Records excerpted from a collection
▼

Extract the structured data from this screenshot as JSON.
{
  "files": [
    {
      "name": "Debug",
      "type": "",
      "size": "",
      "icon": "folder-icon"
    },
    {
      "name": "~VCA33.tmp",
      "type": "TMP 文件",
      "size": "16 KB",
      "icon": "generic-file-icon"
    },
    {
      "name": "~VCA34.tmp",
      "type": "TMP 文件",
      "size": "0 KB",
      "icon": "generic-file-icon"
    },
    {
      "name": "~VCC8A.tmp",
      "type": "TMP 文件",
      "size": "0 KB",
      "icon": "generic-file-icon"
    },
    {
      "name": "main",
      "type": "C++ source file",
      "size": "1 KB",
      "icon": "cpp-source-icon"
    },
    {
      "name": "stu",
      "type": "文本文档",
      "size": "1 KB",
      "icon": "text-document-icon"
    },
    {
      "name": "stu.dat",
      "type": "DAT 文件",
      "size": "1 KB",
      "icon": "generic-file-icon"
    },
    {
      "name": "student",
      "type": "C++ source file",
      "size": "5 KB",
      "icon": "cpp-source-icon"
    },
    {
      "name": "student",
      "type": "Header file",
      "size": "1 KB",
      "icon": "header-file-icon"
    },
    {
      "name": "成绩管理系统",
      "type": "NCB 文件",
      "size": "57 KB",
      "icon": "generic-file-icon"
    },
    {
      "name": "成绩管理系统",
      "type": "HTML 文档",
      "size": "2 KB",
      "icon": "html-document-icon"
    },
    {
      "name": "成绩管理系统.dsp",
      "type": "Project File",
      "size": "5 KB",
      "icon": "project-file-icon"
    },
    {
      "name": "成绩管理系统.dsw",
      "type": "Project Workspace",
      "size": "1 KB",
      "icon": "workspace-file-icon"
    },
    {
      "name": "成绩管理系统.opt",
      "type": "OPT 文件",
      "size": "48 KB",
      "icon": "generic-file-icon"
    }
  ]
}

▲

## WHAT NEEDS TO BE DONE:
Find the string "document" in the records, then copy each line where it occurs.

## WRITTEN REPLY:
      "icon": "text-document-icon"
      "icon": "html-document-icon"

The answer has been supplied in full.